== Task brief ==
Give each record below again, without a single difference.

Data records for software interfaces
▬▬▬▬▬▬▬▬▬▬

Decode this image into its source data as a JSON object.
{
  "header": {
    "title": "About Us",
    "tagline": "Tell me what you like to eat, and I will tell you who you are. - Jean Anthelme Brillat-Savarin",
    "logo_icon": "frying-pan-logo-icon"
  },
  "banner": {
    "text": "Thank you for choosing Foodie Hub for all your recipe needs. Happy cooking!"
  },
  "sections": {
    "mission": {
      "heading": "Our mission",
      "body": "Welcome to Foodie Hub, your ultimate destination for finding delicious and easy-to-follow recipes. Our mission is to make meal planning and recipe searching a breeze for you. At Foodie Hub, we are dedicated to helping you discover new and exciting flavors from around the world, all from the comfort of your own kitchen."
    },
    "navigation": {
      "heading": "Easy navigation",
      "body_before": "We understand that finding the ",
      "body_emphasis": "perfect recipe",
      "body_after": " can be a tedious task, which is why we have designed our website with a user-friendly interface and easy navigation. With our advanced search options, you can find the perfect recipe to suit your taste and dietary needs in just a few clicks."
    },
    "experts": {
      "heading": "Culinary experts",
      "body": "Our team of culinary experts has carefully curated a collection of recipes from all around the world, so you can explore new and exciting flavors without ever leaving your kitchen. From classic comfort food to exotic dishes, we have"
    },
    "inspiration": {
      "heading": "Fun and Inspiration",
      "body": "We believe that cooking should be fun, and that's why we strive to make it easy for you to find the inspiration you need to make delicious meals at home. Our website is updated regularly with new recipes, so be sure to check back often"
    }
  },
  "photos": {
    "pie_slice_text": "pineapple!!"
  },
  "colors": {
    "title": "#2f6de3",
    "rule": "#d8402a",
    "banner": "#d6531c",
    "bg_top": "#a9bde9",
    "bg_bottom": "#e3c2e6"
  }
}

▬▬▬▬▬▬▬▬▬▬

== Task answer ==
Decode this image into its source data as a JSON object.
{
  "header": {
    "title": "About Us",
    "tagline": "Tell me what you like to eat, and I will tell you who you are. - Jean Anthelme Brillat-Savarin",
    "logo_icon": "frying-pan-logo-icon"
  },
  "banner": {
    "text": "Thank you for choosing Foodie Hub for all your recipe needs. Happy cooking!"
  },
  "sections": {
    "mission": {
      "heading": "Our mission",
      "body": "Welcome to Foodie Hub, your ultimate destination for finding delicious and easy-to-follow recipes. Our mission is to make meal planning and recipe searching a breeze for you. At Foodie Hub, we are dedicated to helping you discover new and exciting flavors from around the world, all from the comfort of your own kitchen."
    },
    "navigation": {
      "heading": "Easy navigation",
      "body_before": "We understand that finding the ",
      "body_emphasis": "perfect recipe",
      "body_after": " can be a tedious task, which is why we have designed our website with a user-friendly interface and easy navigation. With our advanced search options, you can find the perfect recipe to suit your taste and dietary needs in just a few clicks."
    },
    "experts": {
      "heading": "Culinary experts",
      "body": "Our team of culinary experts has carefully curated a collection of recipes from all around the world, so you can explore new and exciting flavors without ever leaving your kitchen. From classic comfort food to exotic dishes, we have"
    },
    "inspiration": {
      "heading": "Fun and Inspiration",
      "body": "We believe that cooking should be fun, and that's why we strive to make it easy for you to find the inspiration you need to make delicious meals at home. Our website is updated regularly with new recipes, so be sure to check back often"
    }
  },
  "photos": {
    "pie_slice_text": "pineapple!!"
  },
  "colors": {
    "title": "#2f6de3",
    "rule": "#d8402a",
    "banner": "#d6531c",
    "bg_top": "#a9bde9",
    "bg_bottom": "#e3c2e6"
  }
}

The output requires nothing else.